▶ [TASK ITEM]: The full listing, word for word and free of images, is the expected result.

──────

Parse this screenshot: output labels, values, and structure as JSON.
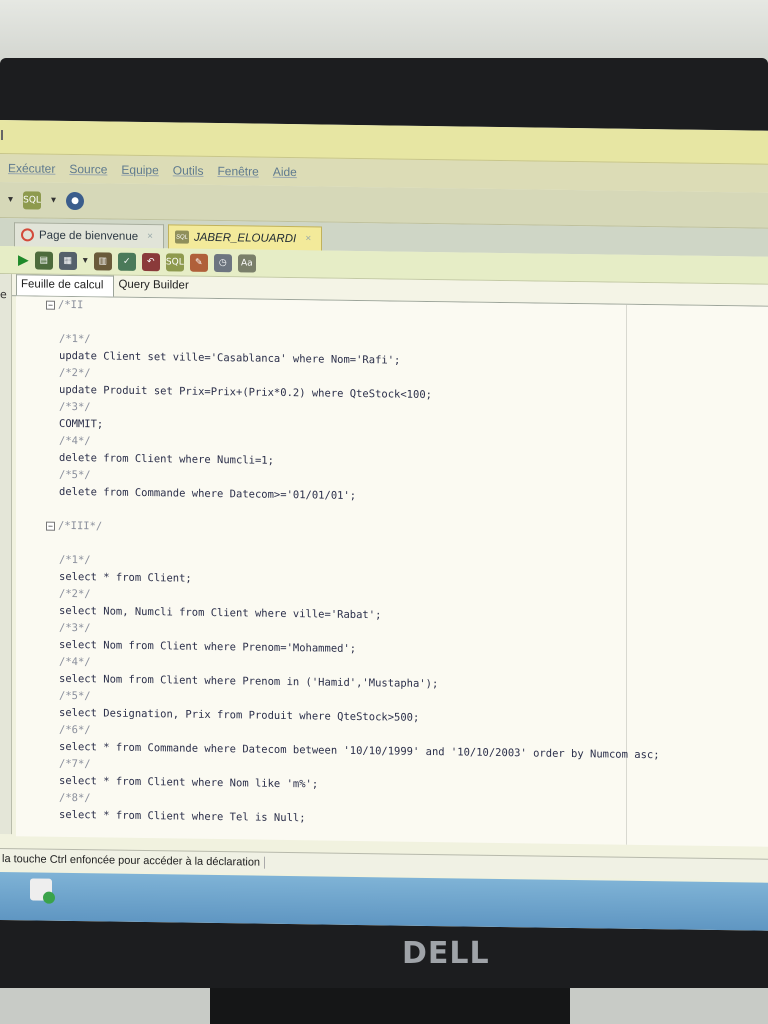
{
  "menu": {
    "items": [
      "Exécuter",
      "Source",
      "Equipe",
      "Outils",
      "Fenêtre",
      "Aide"
    ]
  },
  "tabs": [
    {
      "label": "Page de bienvenue",
      "active": false
    },
    {
      "label": "JABER_ELOUARDI",
      "active": true
    }
  ],
  "subtabs": {
    "worksheet": "Feuille de calcul",
    "query_builder": "Query Builder"
  },
  "gutter_letter": "e",
  "code_lines": [
    {
      "text": "/*II",
      "comment": true,
      "fold": true
    },
    {
      "text": "",
      "comment": false
    },
    {
      "text": "/*1*/",
      "comment": true
    },
    {
      "text": "update Client set ville='Casablanca' where Nom='Rafi';",
      "comment": false
    },
    {
      "text": "/*2*/",
      "comment": true
    },
    {
      "text": "update Produit set Prix=Prix+(Prix*0.2) where QteStock<100;",
      "comment": false
    },
    {
      "text": "/*3*/",
      "comment": true
    },
    {
      "text": "COMMIT;",
      "comment": false
    },
    {
      "text": "/*4*/",
      "comment": true
    },
    {
      "text": "delete from Client where Numcli=1;",
      "comment": false
    },
    {
      "text": "/*5*/",
      "comment": true
    },
    {
      "text": "delete from Commande where Datecom>='01/01/01';",
      "comment": false
    },
    {
      "text": "",
      "comment": false
    },
    {
      "text": "/*III*/",
      "comment": true,
      "fold": true
    },
    {
      "text": "",
      "comment": false
    },
    {
      "text": "/*1*/",
      "comment": true
    },
    {
      "text": "select * from Client;",
      "comment": false
    },
    {
      "text": "/*2*/",
      "comment": true
    },
    {
      "text": "select Nom, Numcli from Client where ville='Rabat';",
      "comment": false
    },
    {
      "text": "/*3*/",
      "comment": true
    },
    {
      "text": "select Nom from Client where Prenom='Mohammed';",
      "comment": false
    },
    {
      "text": "/*4*/",
      "comment": true
    },
    {
      "text": "select Nom from Client where Prenom in ('Hamid','Mustapha');",
      "comment": false
    },
    {
      "text": "/*5*/",
      "comment": true
    },
    {
      "text": "select Designation, Prix from Produit where QteStock>500;",
      "comment": false
    },
    {
      "text": "/*6*/",
      "comment": true
    },
    {
      "text": "select * from Commande where Datecom between '10/10/1999' and '10/10/2003' order by Numcom asc;",
      "comment": false
    },
    {
      "text": "/*7*/",
      "comment": true
    },
    {
      "text": "select * from Client where Nom like 'm%';",
      "comment": false
    },
    {
      "text": "/*8*/",
      "comment": true
    },
    {
      "text": "select * from Client where Tel is Null;",
      "comment": false
    }
  ],
  "status": {
    "text": "la touche Ctrl enfoncée pour accéder à la déclaration"
  },
  "brand": {
    "logo": "DELL"
  },
  "colors": {
    "tab_active": "#f3ea9a",
    "taskbar": "#6fa5cc",
    "code_keyword": "#1e2a80"
  }
}
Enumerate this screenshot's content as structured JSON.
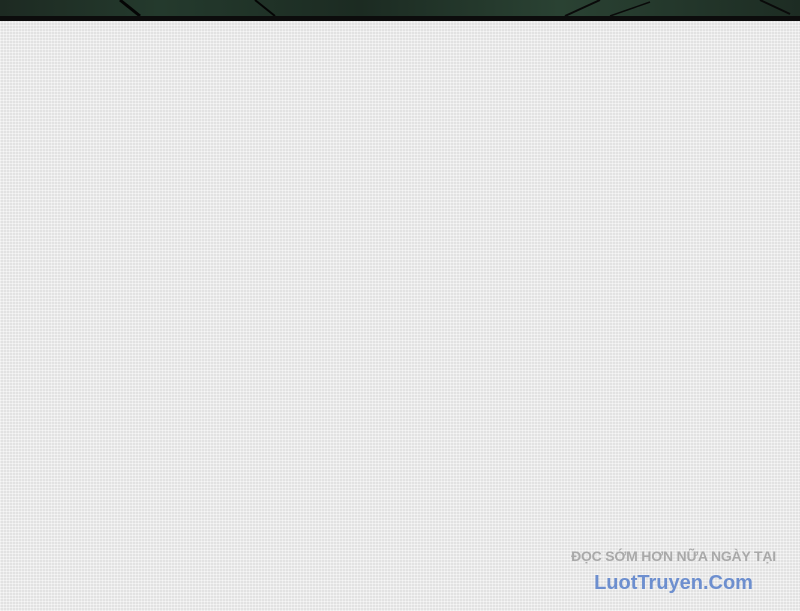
{
  "watermark": {
    "tagline": "ĐỌC SỚM HƠN NỮA NGÀY TẠI",
    "site": "LuotTruyen.Com",
    "tagline_color": "#a9a9a9",
    "site_color": "#6d8fcf"
  },
  "colors": {
    "paper": "#ececec",
    "border": "#0c0c0c",
    "art": "#243a2d"
  }
}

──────

▶ [SOLUTION TO THIS TASK]:
Parse this screenshot: output labels, values, and structure as JSON.
{
  "menu": {
    "items": [
      "Exécuter",
      "Source",
      "Equipe",
      "Outils",
      "Fenêtre",
      "Aide"
    ]
  },
  "tabs": [
    {
      "label": "Page de bienvenue",
      "active": false
    },
    {
      "label": "JABER_ELOUARDI",
      "active": true
    }
  ],
  "subtabs": {
    "worksheet": "Feuille de calcul",
    "query_builder": "Query Builder"
  },
  "gutter_letter": "e",
  "code_lines": [
    {
      "text": "/*II",
      "comment": true,
      "fold": true
    },
    {
      "text": "",
      "comment": false
    },
    {
      "text": "/*1*/",
      "comment": true
    },
    {
      "text": "update Client set ville='Casablanca' where Nom='Rafi';",
      "comment": false
    },
    {
      "text": "/*2*/",
      "comment": true
    },
    {
      "text": "update Produit set Prix=Prix+(Prix*0.2) where QteStock<100;",
      "comment": false
    },
    {
      "text": "/*3*/",
      "comment": true
    },
    {
      "text": "COMMIT;",
      "comment": false
    },
    {
      "text": "/*4*/",
      "comment": true
    },
    {
      "text": "delete from Client where Numcli=1;",
      "comment": false
    },
    {
      "text": "/*5*/",
      "comment": true
    },
    {
      "text": "delete from Commande where Datecom>='01/01/01';",
      "comment": false
    },
    {
      "text": "",
      "comment": false
    },
    {
      "text": "/*III*/",
      "comment": true,
      "fold": true
    },
    {
      "text": "",
      "comment": false
    },
    {
      "text": "/*1*/",
      "comment": true
    },
    {
      "text": "select * from Client;",
      "comment": false
    },
    {
      "text": "/*2*/",
      "comment": true
    },
    {
      "text": "select Nom, Numcli from Client where ville='Rabat';",
      "comment": false
    },
    {
      "text": "/*3*/",
      "comment": true
    },
    {
      "text": "select Nom from Client where Prenom='Mohammed';",
      "comment": false
    },
    {
      "text": "/*4*/",
      "comment": true
    },
    {
      "text": "select Nom from Client where Prenom in ('Hamid','Mustapha');",
      "comment": false
    },
    {
      "text": "/*5*/",
      "comment": true
    },
    {
      "text": "select Designation, Prix from Produit where QteStock>500;",
      "comment": false
    },
    {
      "text": "/*6*/",
      "comment": true
    },
    {
      "text": "select * from Commande where Datecom between '10/10/1999' and '10/10/2003' order by Numcom asc;",
      "comment": false
    },
    {
      "text": "/*7*/",
      "comment": true
    },
    {
      "text": "select * from Client where Nom like 'm%';",
      "comment": false
    },
    {
      "text": "/*8*/",
      "comment": true
    },
    {
      "text": "select * from Client where Tel is Null;",
      "comment": false
    }
  ],
  "status": {
    "text": "la touche Ctrl enfoncée pour accéder à la déclaration"
  },
  "brand": {
    "logo": "DELL"
  },
  "colors": {
    "tab_active": "#f3ea9a",
    "taskbar": "#6fa5cc",
    "code_keyword": "#1e2a80"
  }
}
Enumerate this screenshot's content as structured JSON.
{
  "watermark": {
    "tagline": "ĐỌC SỚM HƠN NỮA NGÀY TẠI",
    "site": "LuotTruyen.Com",
    "tagline_color": "#a9a9a9",
    "site_color": "#6d8fcf"
  },
  "colors": {
    "paper": "#ececec",
    "border": "#0c0c0c",
    "art": "#243a2d"
  }
}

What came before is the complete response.